Golden Age author Carr made something of a specialism of locked room mysteries and this 1935 novel is perhaps the best and most perfectly balanced example.

A murderer breaks into the study of Professor Grimaud, kills him, and escapes. Yet the study door is locked from the inside, people are milling about in the hallway outside when the crime is committed and the ground outside the study window is covered in snow that contains no footprints.

Carr’s favourite detective, Dr Gideon Fell investigates a real brain-burner of a puzzle. 

Suddenly at His Residence: An Inspector Cockrill Mystery

Suddenly at His Residence: An Inspector Cockrill Mystery

By Christianna Brand

Like Carr, British author Brand (best known for the children’s book Nanny McPhee) wrote a number of locked-room mysteries. This one from 1946 centers on the death of Sir Richard March in his lodge.

The Lodge can be approached only by a sand-covered path, yet the only tracks found on it by Detective Inspector Cockrill of Kent County Police are those of the young woman who discovered the body. The fact the murder occurred on the night Sir Richard planned to disinherit his family presents Cockrill with a long list of suspects, but how can the lack of footprints be explained? 

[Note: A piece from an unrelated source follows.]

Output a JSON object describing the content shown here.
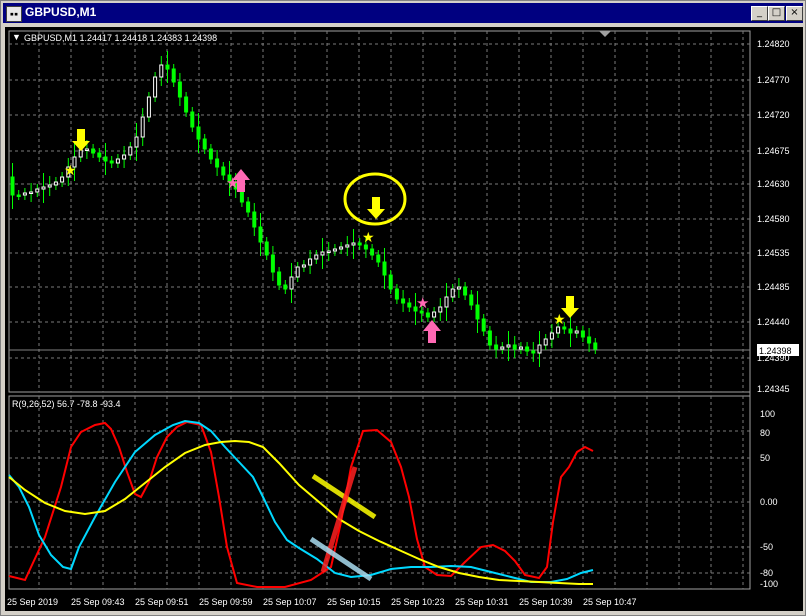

The Tokyo Zodiac Murders

The Tokyo Zodiac Murders

By Soji Shimada

In 1930s Japan a wealthy artist Heikichi Umezawa is bludgeoned to death inside his locked studio. All the suspects have alibis.

Over the next four decades, more members of the artist’s family are killed in similarly impossible circumstances all related, or so it appears, to the astrological symbol of Aries.

Like Ellery Queen, Shimada—a former musician who wrote the novel, his first, in 1981—sometimes directs remarks about the case directly to the reader, though his tone is altogether more mocking and sadistic. 

Featured image: Peter Herrmann / Unsplash